The expected output is each line below containing "logback", copied in full.
***** Records for processing *****
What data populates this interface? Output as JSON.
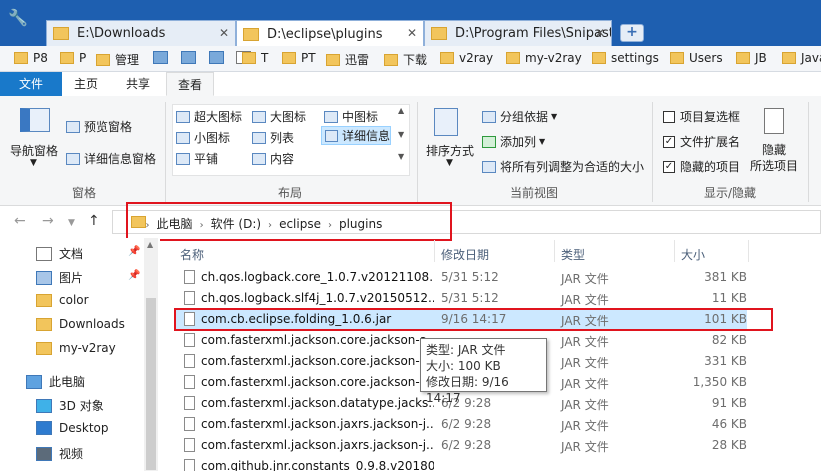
{
  "tabs": [
    {
      "label": "E:\\Downloads",
      "active": false
    },
    {
      "label": "D:\\eclipse\\plugins",
      "active": true
    },
    {
      "label": "D:\\Program Files\\Snipast",
      "active": false
    }
  ],
  "new_tab": "+",
  "bookmarks": [
    "P8",
    "P",
    "管理",
    "",
    "",
    "",
    "",
    "T",
    "PT",
    "迅雷",
    "下载",
    "v2ray",
    "my-v2ray",
    "settings",
    "Users",
    "JB",
    "Java"
  ],
  "ribbon_tabs": [
    "文件",
    "主页",
    "共享",
    "查看"
  ],
  "panes_group": {
    "nav_pane": "导航窗格",
    "preview_pane": "预览窗格",
    "details_pane": "详细信息窗格",
    "name": "窗格"
  },
  "layout_group": {
    "items": [
      "超大图标",
      "大图标",
      "中图标",
      "小图标",
      "列表",
      "详细信息",
      "平铺",
      "内容"
    ],
    "name": "布局"
  },
  "current_view_group": {
    "sort_by": "排序方式",
    "group_by": "分组依据",
    "add_column": "添加列",
    "fit_columns": "将所有列调整为合适的大小",
    "name": "当前视图"
  },
  "show_hide_group": {
    "item_checkboxes": "项目复选框",
    "file_extensions": "文件扩展名",
    "hidden_items": "隐藏的项目",
    "hide_selected": "隐藏",
    "hide_selected_2": "所选项目",
    "name": "显示/隐藏",
    "checks": {
      "item_checkboxes": false,
      "file_extensions": true,
      "hidden_items": true
    }
  },
  "breadcrumb": [
    "此电脑",
    "软件 (D:)",
    "eclipse",
    "plugins"
  ],
  "nav_tree": [
    {
      "label": "文档",
      "kind": "doc",
      "pinned": true
    },
    {
      "label": "图片",
      "kind": "pic",
      "pinned": true
    },
    {
      "label": "color",
      "kind": "folder"
    },
    {
      "label": "Downloads",
      "kind": "folder"
    },
    {
      "label": "my-v2ray",
      "kind": "folder"
    },
    {
      "label": "此电脑",
      "kind": "pc"
    },
    {
      "label": "3D 对象",
      "kind": "3d"
    },
    {
      "label": "Desktop",
      "kind": "desktop"
    },
    {
      "label": "视频",
      "kind": "video"
    }
  ],
  "columns": [
    "名称",
    "修改日期",
    "类型",
    "大小"
  ],
  "files": [
    {
      "name": "ch.qos.logback.core_1.0.7.v20121108...",
      "date": "5/31 5:12",
      "type": "JAR 文件",
      "size": "381 KB"
    },
    {
      "name": "ch.qos.logback.slf4j_1.0.7.v20150512...",
      "date": "5/31 5:12",
      "type": "JAR 文件",
      "size": "11 KB"
    },
    {
      "name": "com.cb.eclipse.folding_1.0.6.jar",
      "date": "9/16 14:17",
      "type": "JAR 文件",
      "size": "101 KB",
      "selected": true
    },
    {
      "name": "com.fasterxml.jackson.core.jackson-a...",
      "date": "",
      "type": "JAR 文件",
      "size": "82 KB"
    },
    {
      "name": "com.fasterxml.jackson.core.jackson-c...",
      "date": "",
      "type": "JAR 文件",
      "size": "331 KB"
    },
    {
      "name": "com.fasterxml.jackson.core.jackson-d...",
      "date": "",
      "type": "JAR 文件",
      "size": "1,350 KB"
    },
    {
      "name": "com.fasterxml.jackson.datatype.jacks...",
      "date": "6/2 9:28",
      "type": "JAR 文件",
      "size": "91 KB"
    },
    {
      "name": "com.fasterxml.jackson.jaxrs.jackson-j...",
      "date": "6/2 9:28",
      "type": "JAR 文件",
      "size": "46 KB"
    },
    {
      "name": "com.fasterxml.jackson.jaxrs.jackson-j...",
      "date": "6/2 9:28",
      "type": "JAR 文件",
      "size": "28 KB"
    },
    {
      "name": "com.github.jnr.constants_0.9.8.v20180...",
      "date": "",
      "type": "",
      "size": ""
    }
  ],
  "tooltip": {
    "type": "类型: JAR 文件",
    "size": "大小: 100 KB",
    "modified": "修改日期: 9/16 14:17"
  },
  "colors": {
    "titlebar": "#1e5fb0",
    "file_tab": "#1979ca",
    "selected_row": "#cce8ff",
    "highlight_box": "#e0141e"
  }
}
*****
▸ Reply to the task:
      "name": "ch.qos.logback.core_1.0.7.v20121108...",
      "name": "ch.qos.logback.slf4j_1.0.7.v20150512...",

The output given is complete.